Barnes said District residents should support the march and the memory of King, citing the words of a prominent anti-gang activist in the city. “Ron Moten said to me recently that there are very few things that are culturally ours in this city,” Barnes said. “We need to get the word out about the march and have people line up along the avenue.”

Radio and television personality Donnie Simpson, vocalist Blake Miles Hopkins, and civil right attorney Johnny Barnes have been designated as honorary grand marshals. It is a tradition that the District mayor, the city’s delegate to the Congress, and D.C. Council members from across the city participate in the parade.

However, there will be a slight change in participation this year. “Politicians will not be part of the peace walk,” Yango Sawyer, who has worked with Silver and Barnes on the parade for decades, said. “But if an elected official, such as a council member, wants to participate in the peace walk, we will respect their wishes. Candidates for political office can march in the parade but not the peace walk.”

Andre Byers, a resident of Ward 8, supports the event and is looking forward to attending. “I am absolutely planning to go this year because I didn’t attend last year,” Byers said. “I think the peace walk and the parade are great and it is a time for all of us to come together in memory of Dr. King.
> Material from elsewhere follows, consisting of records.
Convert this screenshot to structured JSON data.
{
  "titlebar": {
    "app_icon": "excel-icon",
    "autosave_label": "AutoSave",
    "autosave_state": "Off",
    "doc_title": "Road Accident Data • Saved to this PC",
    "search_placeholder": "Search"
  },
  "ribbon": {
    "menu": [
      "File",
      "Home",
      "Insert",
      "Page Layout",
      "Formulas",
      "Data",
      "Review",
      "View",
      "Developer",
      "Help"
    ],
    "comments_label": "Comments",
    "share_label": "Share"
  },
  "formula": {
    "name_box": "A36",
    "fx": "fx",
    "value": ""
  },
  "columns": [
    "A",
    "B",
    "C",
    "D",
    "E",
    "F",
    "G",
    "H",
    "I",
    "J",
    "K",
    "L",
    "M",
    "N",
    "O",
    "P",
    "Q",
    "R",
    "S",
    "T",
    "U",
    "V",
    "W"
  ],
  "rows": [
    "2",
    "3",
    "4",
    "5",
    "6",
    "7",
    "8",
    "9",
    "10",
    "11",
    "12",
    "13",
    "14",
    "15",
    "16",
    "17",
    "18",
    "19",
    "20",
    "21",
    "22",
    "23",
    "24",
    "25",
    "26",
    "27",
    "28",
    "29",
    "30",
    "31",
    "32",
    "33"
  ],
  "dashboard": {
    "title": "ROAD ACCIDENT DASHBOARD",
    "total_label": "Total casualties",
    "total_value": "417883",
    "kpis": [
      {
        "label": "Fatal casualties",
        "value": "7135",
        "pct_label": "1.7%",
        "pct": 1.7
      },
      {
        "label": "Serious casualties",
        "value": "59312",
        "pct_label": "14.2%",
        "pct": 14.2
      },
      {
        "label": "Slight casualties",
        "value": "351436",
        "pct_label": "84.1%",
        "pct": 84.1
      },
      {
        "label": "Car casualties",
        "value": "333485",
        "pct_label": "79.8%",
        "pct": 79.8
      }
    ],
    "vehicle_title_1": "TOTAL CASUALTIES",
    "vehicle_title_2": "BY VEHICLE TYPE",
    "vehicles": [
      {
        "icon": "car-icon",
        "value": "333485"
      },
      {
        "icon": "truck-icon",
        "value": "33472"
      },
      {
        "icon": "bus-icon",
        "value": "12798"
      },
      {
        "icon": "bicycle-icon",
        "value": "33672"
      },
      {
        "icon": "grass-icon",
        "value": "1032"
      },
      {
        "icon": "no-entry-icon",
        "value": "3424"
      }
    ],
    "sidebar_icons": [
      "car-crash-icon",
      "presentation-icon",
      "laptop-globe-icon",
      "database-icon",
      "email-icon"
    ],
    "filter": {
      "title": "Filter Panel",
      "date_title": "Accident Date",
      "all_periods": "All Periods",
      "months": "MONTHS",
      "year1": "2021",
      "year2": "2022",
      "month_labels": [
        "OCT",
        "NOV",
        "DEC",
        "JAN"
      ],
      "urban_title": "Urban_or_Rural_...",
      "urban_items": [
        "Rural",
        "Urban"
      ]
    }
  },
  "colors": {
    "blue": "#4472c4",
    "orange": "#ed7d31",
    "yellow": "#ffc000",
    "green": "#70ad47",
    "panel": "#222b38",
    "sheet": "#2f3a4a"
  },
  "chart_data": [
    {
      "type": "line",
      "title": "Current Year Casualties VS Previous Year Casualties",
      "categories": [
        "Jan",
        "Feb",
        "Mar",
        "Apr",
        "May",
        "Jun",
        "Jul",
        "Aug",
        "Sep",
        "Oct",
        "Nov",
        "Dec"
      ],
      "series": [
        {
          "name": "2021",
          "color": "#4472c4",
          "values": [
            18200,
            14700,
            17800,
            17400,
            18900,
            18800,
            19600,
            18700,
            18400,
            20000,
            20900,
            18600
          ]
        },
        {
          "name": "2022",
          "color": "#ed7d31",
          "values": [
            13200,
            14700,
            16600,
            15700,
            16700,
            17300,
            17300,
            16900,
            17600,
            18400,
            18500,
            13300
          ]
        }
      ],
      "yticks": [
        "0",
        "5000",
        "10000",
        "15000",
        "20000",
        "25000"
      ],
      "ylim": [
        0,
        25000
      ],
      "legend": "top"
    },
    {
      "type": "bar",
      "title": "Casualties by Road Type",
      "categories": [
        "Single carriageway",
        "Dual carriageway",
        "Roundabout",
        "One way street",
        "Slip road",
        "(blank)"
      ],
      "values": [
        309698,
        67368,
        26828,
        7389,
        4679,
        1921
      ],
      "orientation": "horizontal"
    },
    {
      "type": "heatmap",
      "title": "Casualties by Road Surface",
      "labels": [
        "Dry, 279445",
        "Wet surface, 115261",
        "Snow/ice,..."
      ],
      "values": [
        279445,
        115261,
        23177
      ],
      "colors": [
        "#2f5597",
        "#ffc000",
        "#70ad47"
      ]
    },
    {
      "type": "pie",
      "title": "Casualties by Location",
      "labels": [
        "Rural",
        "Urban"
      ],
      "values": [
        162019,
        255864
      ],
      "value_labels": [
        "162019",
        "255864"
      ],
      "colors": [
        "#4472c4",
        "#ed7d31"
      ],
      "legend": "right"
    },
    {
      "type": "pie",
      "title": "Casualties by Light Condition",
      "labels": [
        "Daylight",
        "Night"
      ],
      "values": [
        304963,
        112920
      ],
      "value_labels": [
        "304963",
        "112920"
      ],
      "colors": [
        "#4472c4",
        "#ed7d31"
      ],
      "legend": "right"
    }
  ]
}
He did great things for this country.”

Louis Henderson, owner of the Civil Rights Café in Northwest Washington, said he will attend the event but it may be time for it to evolve. “The parade shouldn’t be limited to Southeast, there should be marches on Georgia Avenue and on 14th Street,” Henderson said. “It shouldn’t be limited to one area and people all over the city should have the chance to march on behalf of Dr. King.”